However, I am unaware of anybody who has taken a serious look at Trump’s business who doesn’t believe that there is a high likelihood of rampant criminality. In Azerbaijan, he did business with a likely money launderer for Iran’s Revolutionary Guard. In the Republic of Georgia, he partnered with a group that was being investigated for a possible role in the largest known bank-fraud and money-laundering case in history. In Indonesia, his development partner is “knee-deep in dirty politics”; there are criminal investigations of his deals in Brazil; the F.B.I. is reportedly looking into his daughter Ivanka’s role in the Trump hotel in Vancouver, for which she worked with a Malaysian family that has admitted to financial fraud. Back home, Donald, Jr., and Ivanka were investigated for financial crimes associated with the Trump hotel in SoHo—an investigation that was halted suspiciously.

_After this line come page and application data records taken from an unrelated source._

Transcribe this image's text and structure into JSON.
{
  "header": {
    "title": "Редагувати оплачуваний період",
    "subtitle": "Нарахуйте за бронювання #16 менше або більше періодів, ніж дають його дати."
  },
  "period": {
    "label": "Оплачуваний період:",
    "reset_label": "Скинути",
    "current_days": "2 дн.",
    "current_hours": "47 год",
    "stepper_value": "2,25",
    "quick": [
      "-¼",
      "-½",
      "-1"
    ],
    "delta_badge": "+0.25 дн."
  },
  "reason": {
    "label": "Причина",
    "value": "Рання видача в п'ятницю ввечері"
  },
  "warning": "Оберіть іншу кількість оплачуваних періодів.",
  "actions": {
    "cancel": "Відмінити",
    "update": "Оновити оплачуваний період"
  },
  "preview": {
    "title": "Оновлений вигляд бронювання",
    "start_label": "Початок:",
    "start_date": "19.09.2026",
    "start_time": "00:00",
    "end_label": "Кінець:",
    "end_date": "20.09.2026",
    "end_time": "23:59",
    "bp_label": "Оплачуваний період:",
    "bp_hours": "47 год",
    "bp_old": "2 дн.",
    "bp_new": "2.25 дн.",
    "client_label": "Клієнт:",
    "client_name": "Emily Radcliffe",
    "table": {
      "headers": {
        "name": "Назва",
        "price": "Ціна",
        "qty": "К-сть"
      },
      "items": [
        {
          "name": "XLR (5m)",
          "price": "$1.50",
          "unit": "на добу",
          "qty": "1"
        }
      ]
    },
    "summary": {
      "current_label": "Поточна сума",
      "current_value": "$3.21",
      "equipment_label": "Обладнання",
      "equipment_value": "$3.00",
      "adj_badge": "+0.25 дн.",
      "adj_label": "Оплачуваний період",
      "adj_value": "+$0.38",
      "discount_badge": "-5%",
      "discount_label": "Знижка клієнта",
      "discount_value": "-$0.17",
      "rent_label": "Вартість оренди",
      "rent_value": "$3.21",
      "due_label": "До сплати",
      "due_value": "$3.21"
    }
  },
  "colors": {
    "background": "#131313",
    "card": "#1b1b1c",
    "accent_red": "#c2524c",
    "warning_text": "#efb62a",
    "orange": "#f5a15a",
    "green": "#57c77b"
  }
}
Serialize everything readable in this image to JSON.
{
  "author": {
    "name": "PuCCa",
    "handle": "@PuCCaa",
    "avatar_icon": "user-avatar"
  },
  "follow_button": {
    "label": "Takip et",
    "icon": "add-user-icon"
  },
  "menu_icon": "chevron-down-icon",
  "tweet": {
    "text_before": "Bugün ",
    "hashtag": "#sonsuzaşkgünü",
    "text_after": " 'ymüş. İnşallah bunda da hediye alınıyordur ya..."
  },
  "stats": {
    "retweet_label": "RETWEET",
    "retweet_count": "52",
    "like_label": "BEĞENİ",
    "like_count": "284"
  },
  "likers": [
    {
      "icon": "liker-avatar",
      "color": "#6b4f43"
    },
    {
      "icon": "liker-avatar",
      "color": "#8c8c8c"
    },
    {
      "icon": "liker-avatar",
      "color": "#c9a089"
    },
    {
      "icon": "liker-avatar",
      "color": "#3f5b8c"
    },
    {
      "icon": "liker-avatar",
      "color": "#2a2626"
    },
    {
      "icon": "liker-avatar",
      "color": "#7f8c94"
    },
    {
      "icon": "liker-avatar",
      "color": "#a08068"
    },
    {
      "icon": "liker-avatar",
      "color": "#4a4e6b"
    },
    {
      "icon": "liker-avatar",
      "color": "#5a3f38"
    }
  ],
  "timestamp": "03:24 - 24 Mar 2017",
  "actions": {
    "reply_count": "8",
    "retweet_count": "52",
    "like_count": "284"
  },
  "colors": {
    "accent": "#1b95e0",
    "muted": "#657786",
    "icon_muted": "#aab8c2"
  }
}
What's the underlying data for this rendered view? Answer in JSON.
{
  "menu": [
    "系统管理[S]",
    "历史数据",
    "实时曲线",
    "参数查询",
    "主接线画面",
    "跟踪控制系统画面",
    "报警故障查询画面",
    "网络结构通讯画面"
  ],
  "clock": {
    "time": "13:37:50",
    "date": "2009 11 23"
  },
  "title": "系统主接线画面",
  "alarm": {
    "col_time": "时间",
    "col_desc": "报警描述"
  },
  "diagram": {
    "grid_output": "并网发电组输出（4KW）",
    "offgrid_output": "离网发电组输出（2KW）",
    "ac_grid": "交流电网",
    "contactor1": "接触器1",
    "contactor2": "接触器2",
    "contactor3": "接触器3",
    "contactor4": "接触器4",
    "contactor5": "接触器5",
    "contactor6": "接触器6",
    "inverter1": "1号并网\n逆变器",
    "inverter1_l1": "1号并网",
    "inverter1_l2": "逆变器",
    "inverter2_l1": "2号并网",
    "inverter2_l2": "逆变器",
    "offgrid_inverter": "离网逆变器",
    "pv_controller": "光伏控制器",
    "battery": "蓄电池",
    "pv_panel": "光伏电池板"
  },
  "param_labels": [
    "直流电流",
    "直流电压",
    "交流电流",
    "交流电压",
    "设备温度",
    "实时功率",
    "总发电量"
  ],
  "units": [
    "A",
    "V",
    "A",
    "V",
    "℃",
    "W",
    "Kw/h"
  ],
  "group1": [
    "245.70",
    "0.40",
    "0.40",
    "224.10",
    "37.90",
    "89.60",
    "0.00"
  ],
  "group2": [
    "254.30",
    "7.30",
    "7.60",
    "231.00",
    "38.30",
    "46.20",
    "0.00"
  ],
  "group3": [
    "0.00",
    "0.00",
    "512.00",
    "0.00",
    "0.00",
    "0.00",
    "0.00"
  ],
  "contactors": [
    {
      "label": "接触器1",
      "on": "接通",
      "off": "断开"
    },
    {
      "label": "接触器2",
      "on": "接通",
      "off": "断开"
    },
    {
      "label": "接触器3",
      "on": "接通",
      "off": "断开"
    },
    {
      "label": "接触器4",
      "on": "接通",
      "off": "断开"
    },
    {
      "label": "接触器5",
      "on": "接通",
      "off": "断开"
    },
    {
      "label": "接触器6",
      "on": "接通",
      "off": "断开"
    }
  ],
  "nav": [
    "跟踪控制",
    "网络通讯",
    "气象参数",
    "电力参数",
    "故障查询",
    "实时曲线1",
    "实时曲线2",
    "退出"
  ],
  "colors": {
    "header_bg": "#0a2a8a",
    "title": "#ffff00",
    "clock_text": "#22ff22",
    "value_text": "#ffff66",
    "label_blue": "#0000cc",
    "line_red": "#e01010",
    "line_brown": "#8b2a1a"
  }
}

His Taj Mahal casino received what was then the largest fine in history for money-laundering violations.
Listing all the financial misconduct can be overwhelming and tedious. I have limited myself to some of the deals over the past decade, thus ignoring Trump’s long history of links to New York Mafia figures and other financial irregularities. It has become commonplace to say that enough was known about Trump’s shady business before he was elected; his followers voted for him precisely because they liked that he was someone willing to do whatever it takes to succeed, and they also believe that all rich businesspeople have to do shady things from time to time. In this way of thinking, any new information about his corrupt past has no political salience. Those who hate Trump already think he’s a crook; those who love him don’t care.
I believe this assessment is wrong. Sure, many people have a vague sense of Trump’s shadiness, but once the full details are better known and digested, a fundamentally different narrative about Trump will become commonplace. Remember: we knew a lot about problems in Iraq in May, 2003. Americans saw TV footage of looting and heard reports of U.S. forces struggling to gain control of the entire country. We had plenty of reporting, throughout 2007, about various minor financial problems. Somehow, though, these specific details failed to impress upon most Americans the over-all picture. It took a long time for the nation to accept that these were not minor aberrations but, rather, signs of fundamental crisis. Sadly, things had to get much worse before Americans came to see that our occupation of Iraq was disastrous and, a few years later, that our financial system was in tatters.
I have to agree. This week, in particular the Cohen raid, was the moment that when we look back on the Trump era, will be the moment where we can point to this all ending very badly for Trump and for America. The rest of this play hasn't been written yet, but you can see the foreshadowing and the smell the coming storm. If the November 2016 election was act one and the Mueller investigation starting in May 2017 was act two, the Cohen raid signals the third act of our uniquely American dark comedy.
I don't know where all this will end up. As with Iraq and the Great Recession, the coda will take years, if not decades, to perform on the world stage. I don't know what will come after, whether it's a Pence presidency, a neutered Trump under a Democratic Congress, or an America plunged into something much worse, but the Trump era as it is now is on its way out.
It's up to us to shape that coda.